(Extracted data entries)
********************

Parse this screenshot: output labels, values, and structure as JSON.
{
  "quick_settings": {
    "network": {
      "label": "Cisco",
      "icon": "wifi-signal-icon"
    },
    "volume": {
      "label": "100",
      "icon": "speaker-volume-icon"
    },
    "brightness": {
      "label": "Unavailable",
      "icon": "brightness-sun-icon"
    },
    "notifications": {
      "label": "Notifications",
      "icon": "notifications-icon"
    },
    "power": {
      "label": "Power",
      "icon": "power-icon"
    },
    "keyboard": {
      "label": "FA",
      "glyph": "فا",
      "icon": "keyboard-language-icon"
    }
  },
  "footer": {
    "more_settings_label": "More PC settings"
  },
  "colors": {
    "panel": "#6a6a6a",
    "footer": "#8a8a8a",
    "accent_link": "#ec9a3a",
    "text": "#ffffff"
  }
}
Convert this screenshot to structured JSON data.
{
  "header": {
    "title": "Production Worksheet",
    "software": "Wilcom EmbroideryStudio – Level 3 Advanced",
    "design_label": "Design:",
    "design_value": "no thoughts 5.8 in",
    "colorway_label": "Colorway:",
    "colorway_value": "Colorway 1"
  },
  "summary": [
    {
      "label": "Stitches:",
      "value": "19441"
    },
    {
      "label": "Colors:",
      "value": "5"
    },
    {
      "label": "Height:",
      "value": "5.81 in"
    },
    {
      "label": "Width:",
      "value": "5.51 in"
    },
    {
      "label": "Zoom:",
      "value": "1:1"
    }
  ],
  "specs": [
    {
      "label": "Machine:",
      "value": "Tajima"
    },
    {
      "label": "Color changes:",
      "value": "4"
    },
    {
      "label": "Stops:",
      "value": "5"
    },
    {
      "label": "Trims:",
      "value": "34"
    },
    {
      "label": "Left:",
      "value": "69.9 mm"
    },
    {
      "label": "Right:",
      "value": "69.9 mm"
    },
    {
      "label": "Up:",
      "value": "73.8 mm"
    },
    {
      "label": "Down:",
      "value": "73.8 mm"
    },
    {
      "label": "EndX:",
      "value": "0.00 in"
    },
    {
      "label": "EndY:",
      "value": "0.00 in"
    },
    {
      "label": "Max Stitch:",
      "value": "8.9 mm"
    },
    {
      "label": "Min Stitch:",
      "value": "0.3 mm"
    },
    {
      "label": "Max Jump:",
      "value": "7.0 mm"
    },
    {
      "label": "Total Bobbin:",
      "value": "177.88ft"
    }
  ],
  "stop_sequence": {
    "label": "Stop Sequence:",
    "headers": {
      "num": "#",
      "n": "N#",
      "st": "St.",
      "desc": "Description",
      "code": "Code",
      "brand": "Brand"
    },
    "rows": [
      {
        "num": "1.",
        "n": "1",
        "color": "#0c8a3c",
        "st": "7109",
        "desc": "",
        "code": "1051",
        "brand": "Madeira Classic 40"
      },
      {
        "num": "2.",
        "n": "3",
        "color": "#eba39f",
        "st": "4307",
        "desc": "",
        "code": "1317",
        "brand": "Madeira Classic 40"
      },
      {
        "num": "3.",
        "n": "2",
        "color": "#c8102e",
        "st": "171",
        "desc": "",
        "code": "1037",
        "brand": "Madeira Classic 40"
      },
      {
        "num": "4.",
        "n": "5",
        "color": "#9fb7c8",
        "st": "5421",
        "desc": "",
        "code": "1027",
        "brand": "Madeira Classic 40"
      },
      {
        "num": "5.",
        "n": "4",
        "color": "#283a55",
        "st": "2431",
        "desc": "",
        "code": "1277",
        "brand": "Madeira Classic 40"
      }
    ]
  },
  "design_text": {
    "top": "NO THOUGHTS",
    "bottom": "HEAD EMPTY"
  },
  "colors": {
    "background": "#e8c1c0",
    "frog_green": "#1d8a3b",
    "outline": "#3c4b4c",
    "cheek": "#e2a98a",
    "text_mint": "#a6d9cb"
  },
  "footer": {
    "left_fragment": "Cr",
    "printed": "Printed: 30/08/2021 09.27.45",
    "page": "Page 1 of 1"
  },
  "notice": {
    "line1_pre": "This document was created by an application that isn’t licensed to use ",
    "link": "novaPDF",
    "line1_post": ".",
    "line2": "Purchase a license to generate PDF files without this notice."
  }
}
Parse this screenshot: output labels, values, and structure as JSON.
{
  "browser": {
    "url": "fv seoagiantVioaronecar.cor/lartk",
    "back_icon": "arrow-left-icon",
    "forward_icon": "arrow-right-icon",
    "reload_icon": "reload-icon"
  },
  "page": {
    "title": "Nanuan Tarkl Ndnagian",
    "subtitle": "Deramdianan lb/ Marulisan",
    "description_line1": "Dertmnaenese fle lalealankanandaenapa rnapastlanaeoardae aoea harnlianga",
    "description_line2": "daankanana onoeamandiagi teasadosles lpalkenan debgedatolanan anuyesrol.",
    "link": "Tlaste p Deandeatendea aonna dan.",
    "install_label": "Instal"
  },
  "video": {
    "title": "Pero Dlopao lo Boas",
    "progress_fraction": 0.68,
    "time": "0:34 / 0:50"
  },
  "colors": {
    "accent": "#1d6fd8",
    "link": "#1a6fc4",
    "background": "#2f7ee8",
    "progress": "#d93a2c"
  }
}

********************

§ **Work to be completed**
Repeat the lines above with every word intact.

§ **Solution to the exercise**
Parse this screenshot: output labels, values, and structure as JSON.
{
  "quick_settings": {
    "network": {
      "label": "Cisco",
      "icon": "wifi-signal-icon"
    },
    "volume": {
      "label": "100",
      "icon": "speaker-volume-icon"
    },
    "brightness": {
      "label": "Unavailable",
      "icon": "brightness-sun-icon"
    },
    "notifications": {
      "label": "Notifications",
      "icon": "notifications-icon"
    },
    "power": {
      "label": "Power",
      "icon": "power-icon"
    },
    "keyboard": {
      "label": "FA",
      "glyph": "فا",
      "icon": "keyboard-language-icon"
    }
  },
  "footer": {
    "more_settings_label": "More PC settings"
  },
  "colors": {
    "panel": "#6a6a6a",
    "footer": "#8a8a8a",
    "accent_link": "#ec9a3a",
    "text": "#ffffff"
  }
}
Convert this screenshot to structured JSON data.
{
  "header": {
    "title": "Production Worksheet",
    "software": "Wilcom EmbroideryStudio – Level 3 Advanced",
    "design_label": "Design:",
    "design_value": "no thoughts 5.8 in",
    "colorway_label": "Colorway:",
    "colorway_value": "Colorway 1"
  },
  "summary": [
    {
      "label": "Stitches:",
      "value": "19441"
    },
    {
      "label": "Colors:",
      "value": "5"
    },
    {
      "label": "Height:",
      "value": "5.81 in"
    },
    {
      "label": "Width:",
      "value": "5.51 in"
    },
    {
      "label": "Zoom:",
      "value": "1:1"
    }
  ],
  "specs": [
    {
      "label": "Machine:",
      "value": "Tajima"
    },
    {
      "label": "Color changes:",
      "value": "4"
    },
    {
      "label": "Stops:",
      "value": "5"
    },
    {
      "label": "Trims:",
      "value": "34"
    },
    {
      "label": "Left:",
      "value": "69.9 mm"
    },
    {
      "label": "Right:",
      "value": "69.9 mm"
    },
    {
      "label": "Up:",
      "value": "73.8 mm"
    },
    {
      "label": "Down:",
      "value": "73.8 mm"
    },
    {
      "label": "EndX:",
      "value": "0.00 in"
    },
    {
      "label": "EndY:",
      "value": "0.00 in"
    },
    {
      "label": "Max Stitch:",
      "value": "8.9 mm"
    },
    {
      "label": "Min Stitch:",
      "value": "0.3 mm"
    },
    {
      "label": "Max Jump:",
      "value": "7.0 mm"
    },
    {
      "label": "Total Bobbin:",
      "value": "177.88ft"
    }
  ],
  "stop_sequence": {
    "label": "Stop Sequence:",
    "headers": {
      "num": "#",
      "n": "N#",
      "st": "St.",
      "desc": "Description",
      "code": "Code",
      "brand": "Brand"
    },
    "rows": [
      {
        "num": "1.",
        "n": "1",
        "color": "#0c8a3c",
        "st": "7109",
        "desc": "",
        "code": "1051",
        "brand": "Madeira Classic 40"
      },
      {
        "num": "2.",
        "n": "3",
        "color": "#eba39f",
        "st": "4307",
        "desc": "",
        "code": "1317",
        "brand": "Madeira Classic 40"
      },
      {
        "num": "3.",
        "n": "2",
        "color": "#c8102e",
        "st": "171",
        "desc": "",
        "code": "1037",
        "brand": "Madeira Classic 40"
      },
      {
        "num": "4.",
        "n": "5",
        "color": "#9fb7c8",
        "st": "5421",
        "desc": "",
        "code": "1027",
        "brand": "Madeira Classic 40"
      },
      {
        "num": "5.",
        "n": "4",
        "color": "#283a55",
        "st": "2431",
        "desc": "",
        "code": "1277",
        "brand": "Madeira Classic 40"
      }
    ]
  },
  "design_text": {
    "top": "NO THOUGHTS",
    "bottom": "HEAD EMPTY"
  },
  "colors": {
    "background": "#e8c1c0",
    "frog_green": "#1d8a3b",
    "outline": "#3c4b4c",
    "cheek": "#e2a98a",
    "text_mint": "#a6d9cb"
  },
  "footer": {
    "left_fragment": "Cr",
    "printed": "Printed: 30/08/2021 09.27.45",
    "page": "Page 1 of 1"
  },
  "notice": {
    "line1_pre": "This document was created by an application that isn’t licensed to use ",
    "link": "novaPDF",
    "line1_post": ".",
    "line2": "Purchase a license to generate PDF files without this notice."
  }
}
Parse this screenshot: output labels, values, and structure as JSON.
{
  "browser": {
    "url": "fv seoagiantVioaronecar.cor/lartk",
    "back_icon": "arrow-left-icon",
    "forward_icon": "arrow-right-icon",
    "reload_icon": "reload-icon"
  },
  "page": {
    "title": "Nanuan Tarkl Ndnagian",
    "subtitle": "Deramdianan lb/ Marulisan",
    "description_line1": "Dertmnaenese fle lalealankanandaenapa rnapastlanaeoardae aoea harnlianga",
    "description_line2": "daankanana onoeamandiagi teasadosles lpalkenan debgedatolanan anuyesrol.",
    "link": "Tlaste p Deandeatendea aonna dan.",
    "install_label": "Instal"
  },
  "video": {
    "title": "Pero Dlopao lo Boas",
    "progress_fraction": 0.68,
    "time": "0:34 / 0:50"
  },
  "colors": {
    "accent": "#1d6fd8",
    "link": "#1a6fc4",
    "background": "#2f7ee8",
    "progress": "#d93a2c"
  }
}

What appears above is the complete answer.